Tuesday, October 13, 2009

Where are the Churches?

David Dockery stated, "Most churches are found in rural areas while most people live in urban and suburban areas" (see session 12 of the "Southern Baptists, Evangelicals, and teh future of Denominationalism" conference). I have obvserved this statement to be true quite often, though there are exceptions.

The national average in America is that there is one house of worship (church, synogogue, mosque, cult, etc.) for every 1,000 people. But for some reason, churches tend to be more densly clustered in places where the population is quite sparce. For example, I have two friends who pastor churches in northern Minnisota in a town of about 800 people. There are 6 churches in that community- or one church for every 133 people. On the other hand, I live in Old Bridge, NJ. Our township website lists 21 houses of worship (and I could only recommend about 1/3 of them as Christian). But there are over 60,000 people in the township of Old Bridge. That means that we have one church for every 3,000 people. Stated differently, there are 20 times more churches per person in a rural community in MN than there are in a suburban community of NJ.

Before coming home to NJ, I lived in Chambersburg, Pennsylvania. Chambersburg is the county seat of Franklin county. Franklin county is a rural area. It has over 400 churches serving about 129,000 people. This means that there is one church in Franklin county for every 325 people in that county. This county has approximately three times more churches per person than the national average.

You may be wondering why we should care where the churches in America are as long as we have plenty of good ones. But the sad fact is that there are heavily populated sections of our country that do not have as significant of a gospel witness as they should have. Many people recognize the need for more churches to be started. I would encourage us to be strategic in seeking to start more churches in areas that are "under-churched." I trust that more God will raise up more churches in central NJ and other parts of this country so that He will be glorified as He draws more people in these communitites to Himself.


  1. The question we struggle with and seek to change in our cities is where are the churches that are open 24/7? Where are the "fueling places for the spirit" as it were? We can go get gas for our cars day and night, we can get food for our bellies at any time, but is there a place where we can fill our spirits at any time? There's a statistic that says that the American church has the greatest amount of least used square footage. The average church is open only once or twice a week. We are trying to establish a place of worship and prayer that is open 24/7. Currently, we are open from 6am-6pm and a few nights til midnight... It's a start.

  2. Great stuff Jay. Where are you doing this?

  3. By the way Dave...there are actually 8 churches here...not 6 :-). And I'm with you in praying that we would be more strategic and aggressive about planting churches where people are.
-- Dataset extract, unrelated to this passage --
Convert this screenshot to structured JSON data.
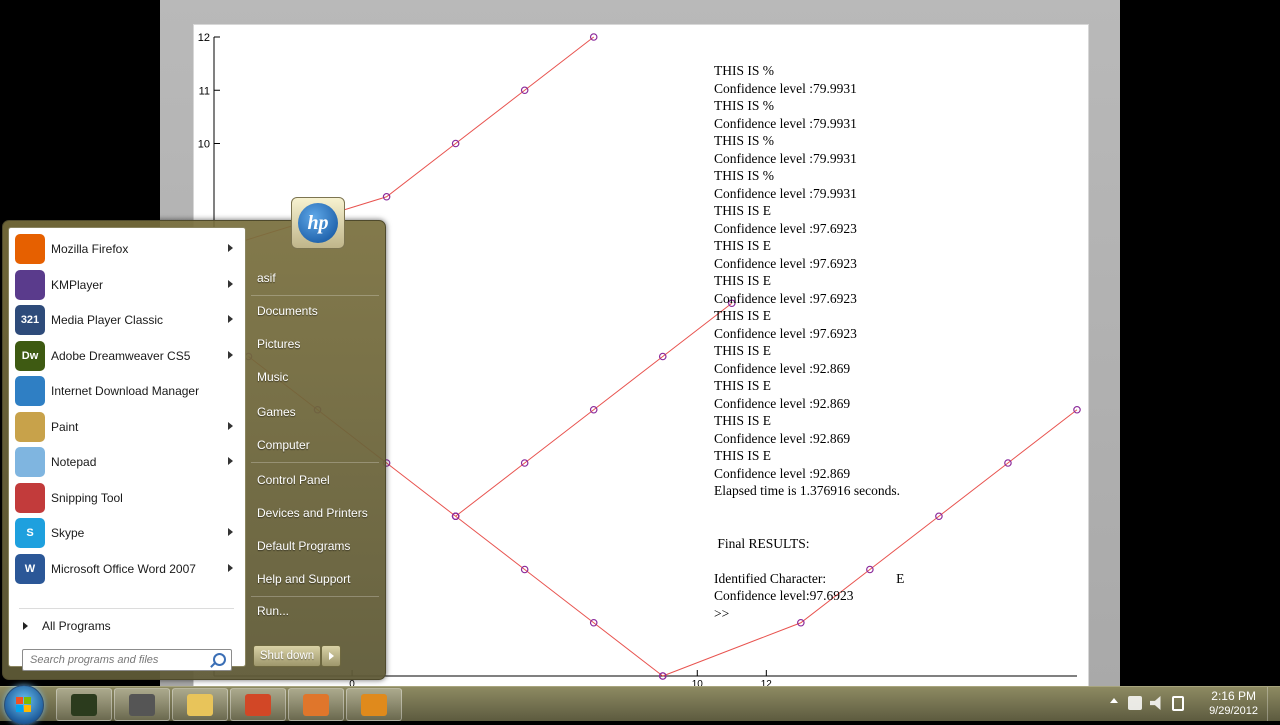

That is exactly what we are doing in the Assemblies of God here in MN. We are planting 5-10 new churches per year (appox.) and strategically doing this where there is population and where it is felt that there is not sufficient Gospel witness.

  4. Northern Indiana. We have recently moved to a converted strip mall - we have about 50,000 sq. ft. It's real exciting though and the Lord is moving.

  5. I think the real question is "Where are the people?" It amazes me how far people will travel to find a church with the "right fit." Gone are the days when people went to their local church. It makes it hard for a church that wants to serve the community since the community is much larger now (trying to avoid using the word global). Anyway, I think church growth is more about personal invitation. If 1/2 the people in church were truly passionate about their life in Christ then they would attract others who want that.

    Pat D.